The 1950s exploration of physical spaces returned with Parkour and free-running as a more creative mode of accessing abandoned and forbidden places. Parkour involves running, jumping, swinging and vaulting over obstacles in the hope of trespassing – all in the name of creativity and freedom, and all, technically, a form of ‘hacking’.
The Present Day – 'Information wants to be free'
Technology activists and the availability of free online schools has encouraged the illicit access of information. Online schools such as Udacity, Codecademy and Khan Academy have provided people with the tools required for coding and have led to an increase in the number of code-literate individuals. With a booming number of techies, breach of online security systems has also proportionally risen.

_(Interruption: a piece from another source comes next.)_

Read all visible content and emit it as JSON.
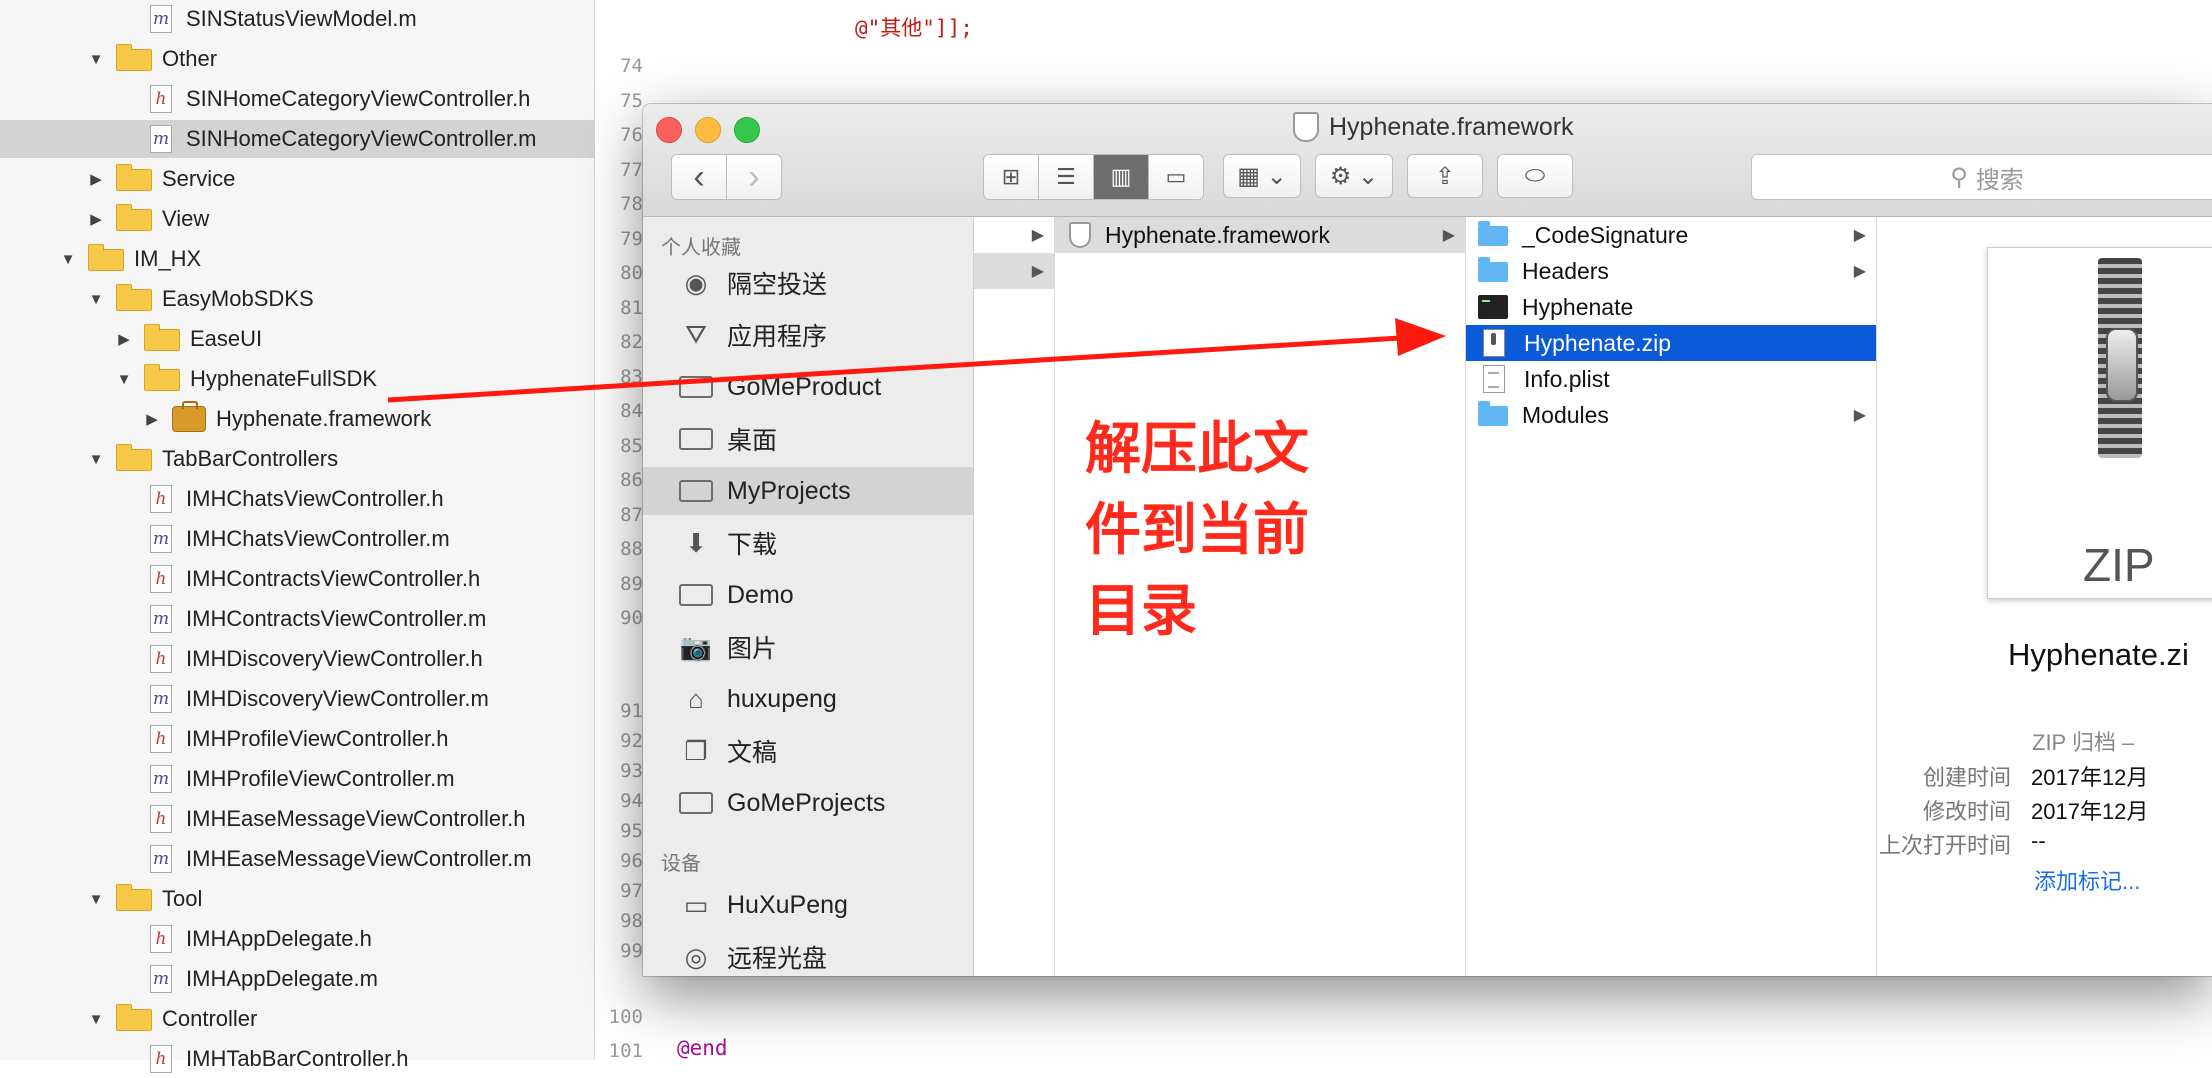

It seems that with the advancements in technology and the evolving of hacking with time, we can anticipate a nightmare future of computer hacking. Prevailing hackers are likely to turn their attention to governmental projects and entering mainstream security systems by clever impersonation. Computer coding has become child's play for many and it is anticipated for budding hackers to seek opportunities t